- Federal Tax Information (FTI): Rather than importing tax information from the IRS to FAFSA using the IRS Data Retrieval Tool (IRS DRT), application will provide consent to provide their FTI via a direct data share with the IRS.
- Student Aid Index (SAI): The SAI replaces what is formerly known as the Expected Family Contribution (EFC). The SAI is calculated from the information on your FAFSA to determine your family's ability to pay for college and is used to determine aid eligibility.
- Unusual Circumstances: When a student is unable to contact a parent or contact with the parent poses physical or emotional harm to the student. Students with unusual circumstances will be given a provisional independent status and complete the FAFSA without providing parent information.
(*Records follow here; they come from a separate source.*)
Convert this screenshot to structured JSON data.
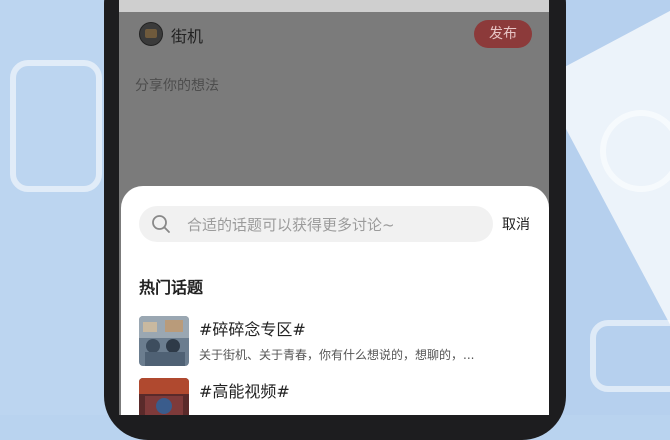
{
  "composer": {
    "section_name": "街机",
    "publish_label": "发布",
    "share_placeholder": "分享你的想法"
  },
  "topic_sheet": {
    "search_placeholder": "合适的话题可以获得更多讨论~",
    "cancel_label": "取消",
    "hot_topics_title": "热门话题",
    "topics": [
      {
        "name": "#碎碎念专区#",
        "description": "关于街机、关于青春，你有什么想说的，想聊的，..."
      },
      {
        "name": "#高能视频#",
        "description": ""
      }
    ]
  },
  "colors": {
    "publish_button": "#8c3a3a",
    "background_blue": "#b9d3ef",
    "sheet_background": "#ffffff"
  }
}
For the 2024-2025 FAFSA, a contributor refers to anyone (student, the student's spouse, biological or adoptive parent, or the parent's spouse) who is required to provide information on the FAFSA. The answers to the FAFSA will determine which contributor will be required to provide their information and consent. The student or parent will invite contributor to complete their portion of the FAFSA. The contributor's name, date of birth, SSN, and email address will be needed. If a contributor does not have an SSN, they can still be invited to complete their portion of FAFSA using alternate information.
The process for contributor to provide their information and consent.
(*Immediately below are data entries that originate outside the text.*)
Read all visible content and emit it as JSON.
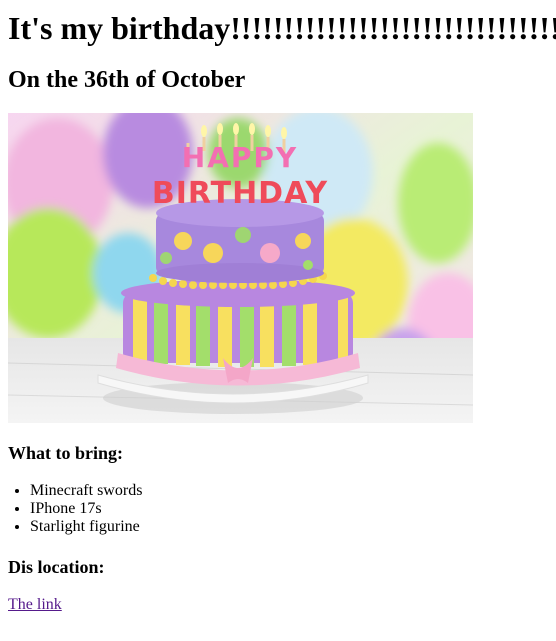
{
  "page": {
    "title": "It's my birthday!!!!!!!!!!!!!!!!!!!!!!!!!!!!!!!!",
    "subtitle": "On the 36th of October"
  },
  "hero_image": {
    "banner_top": "HAPPY",
    "banner_bottom": "BIRTHDAY"
  },
  "bring": {
    "heading": "What to bring:",
    "items": [
      "Minecraft swords",
      "IPhone 17s",
      "Starlight figurine"
    ]
  },
  "location": {
    "heading": "Dis location:",
    "link_text": "The link"
  },
  "colors": {
    "link_visited": "#551a8b",
    "text": "#000000"
  }
}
- The contributor will receive an email informing them that they have been identified as a contributor.
- Create a FSA ID on StudentAid.gov if they do not already have one.
- Review the information about complete their section of the FAFSA; and
- Provide the required personal information and financial information and consent and approval on the student's FAFSA. If the contributor does not provide consent and approval to have their FTI transferred into FAFSA, the student will not be eligible for federal student aid.
How You Can Prepare
- Watch for emails from the U.S. Department of Education to ensure you don't miss any important updates.
- Opt in to SMS (text) messages by logging in to your StudentAid.gov account to receive up-to-date notifications and information.
- Follow Federal Student Aid on X (Twitter), Instagram, and Facebook for announcement and resources.
- Ensuring you and your contributor(s) have a Federal Student Aid ID (FSA ID). If you previously completed a FAFSA, you already have an FSA ID and do not need to create a new one. That is the same for your parent if they signed your FAFSA. If you are a new student completing the FAFSA for the first time for 2024-2025 or if your contributor(s) does not have an FSA ID, you may create an account on StudentAid.gov.